In anticipation of the feast of St. Bonaventure on July 15, Christopher VanHaight, OFM, pastor of St. Bonaventure Parish in Paterson, N.J., reflects on the ways his community embodies the teachings of the 13th century saint.
On the list of Franciscan saints, there are some famous names — Francis himself, Clare, Anthony. But here at our parish, there is another Franciscan saint we hold dear — our patron, St. Bonaventure. Though not as well known as other Franciscan saints, his life and works continue to inspire us and the wider Franciscan family.
A Saint of Many Titles
St. Bonaventure of Bagnoregio held many titles during his lifetime (1221-1274) and beyond — friar, priest, scholar, theologian, General Minister of the Order of Friars Minor, Cardinal Bishop of Albano, saint, Doctor of the Church. But the title he most valued, and which I believe most keenly formed his life and his theology, was Christian. For Bonaventure, no matter how much he valued the intellectual life, it was living the Christian life, a life of the heart and soul, which mattered most. Rational thought was important to Bonaventure, but only insofar as it led ultimately to a mystical union with God.

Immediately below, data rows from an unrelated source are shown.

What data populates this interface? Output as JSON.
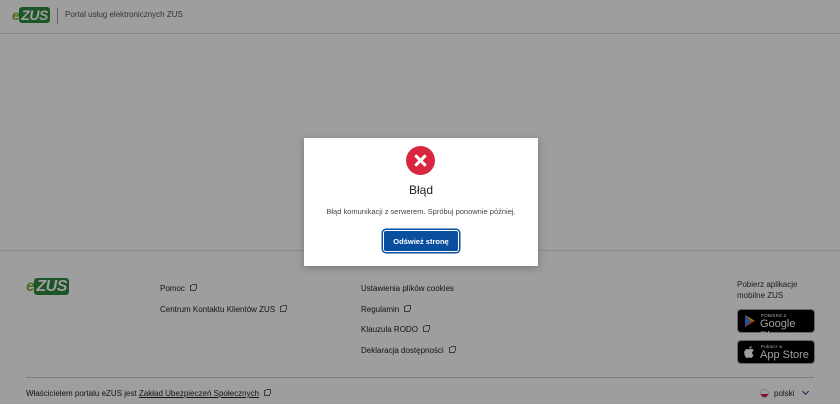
{
  "header": {
    "logo": {
      "e": "e",
      "zus": "ZUS"
    },
    "title": "Portal usług elektronicznych ZUS"
  },
  "footer": {
    "logo": {
      "e": "e",
      "zus": "ZUS"
    },
    "col1": [
      "Pomoc",
      "Centrum Kontaktu Klientów ZUS"
    ],
    "col2": [
      "Ustawienia plików cookies",
      "Regulamin",
      "Klauzula RODO",
      "Deklaracja dostępności"
    ],
    "apps": {
      "title_line1": "Pobierz aplikacje",
      "title_line2": "mobilne ZUS",
      "google": {
        "small": "POBIERZ Z",
        "big": "Google Play"
      },
      "apple": {
        "small": "Pobierz w",
        "big": "App Store"
      }
    },
    "owner_prefix": "Właścicielem portalu eZUS jest ",
    "owner_link": "Zakład Ubezpieczeń Społecznych",
    "language": "polski"
  },
  "modal": {
    "title": "Błąd",
    "message": "Błąd komunikacji z serwerem. Spróbuj ponownie później.",
    "button": "Odśwież stronę"
  },
  "colors": {
    "primary": "#0a4e9e",
    "error": "#d7263d",
    "logo_green": "#2e8b3e",
    "logo_light_green": "#7ab42d"
  }
}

It was because Christ was the focal point of Bonaventure’s rational and contemplative life that he was able to find the serenity to navigate the fractious differences he was confronted with again and again throughout his life and which he was often called upon to help solve. These include the squabbles between the diocesan clergy and mendicants such as himself during his time as a master at the University of Paris with St. Thomas Aquinas, holding together the various factions of friars during his time as General Minister, or helping to bring together the Eastern and Western parts of the Church at the Second Council of Lyon, at which he was a prominent theologian and where he died on July 15, 1274. For Bonaventure, all things came from God and ultimately led back to God, and he used his intellectual ability to help guide others to seeing that reality as well. For Bonaventure, the gifts he had been given were for God’s glory, never his own.
Bonaventure in New Jersey
This is why I am honored to be the pastor of a church named after this great saint. Here at St. Bonaventure Parish, we strive to follow our patron’s example. Yes, we respect and promote the study of the faith here through our religious formation and adult faith programs, through our preaching and other liturgical celebrations, and through our day-to-day interactions. But the ultimate goal of all this activity and learning is the same one St. Bonaventure himself had, which is to be guided and to guide others on the journey toward God. Coming together as the one body of Christ, we strive daily for that union with God that St. Bonaventure so earnestly studied, taught about, prayed for, and ultimately achieved.
It was Bonaventure’s conviction that anyone properly disposed and guided could achieve union with the divine. Through our ministry to both the English-speaking and Spanish-speaking communities of Paterson and the surrounding area, we strive — as one parish family — to invite all to walk with us on the path to Christ. Just as in the life of Bonaventure we are often confronted with difficult situations throughout our individual lives and as a parish, we know as Bonaventure did that a challenge faced with Christ in one’s heart is, in fact, an opportunity for a grace-filled moment.
St. Bonaventure wrote many important theological and spiritual works, and I wish to conclude this meditation with how he ends one of these works, the Breviloquium, because it beautifully expresses Bonaventure’s passion for God, which we strive to live out in our parish life as well:
“I ask, Lord, as you counsel through our Wonder Counselor. May I receive what you promise through your Truth, so that my joy may be complete. O God of truth, I ask that I might receive, so that my joy may be complete. Until then, let my mind meditate on it, let my tongue speak it, let my heart love it, let my mouth express it. Let my soul hunger for it; let my flesh thirst for it; my whole being desire it, until I enter into the joy of my Lord, who is God three and one, blessed forever! Amen.”
— Fr. Christopher, a native of Boston, has been pastor of St. Bonaventure Parish, Paterson, N.J., since 2012.
The HNP Communications Office welcomes friars to submit reflections about holidays, feast days and other topics of a timely nature. Those interested in submitting a reflection for consideration for a future issue of HNP Today should contact communications director Jocelyn Thomas by email at JThomas@hnp.org.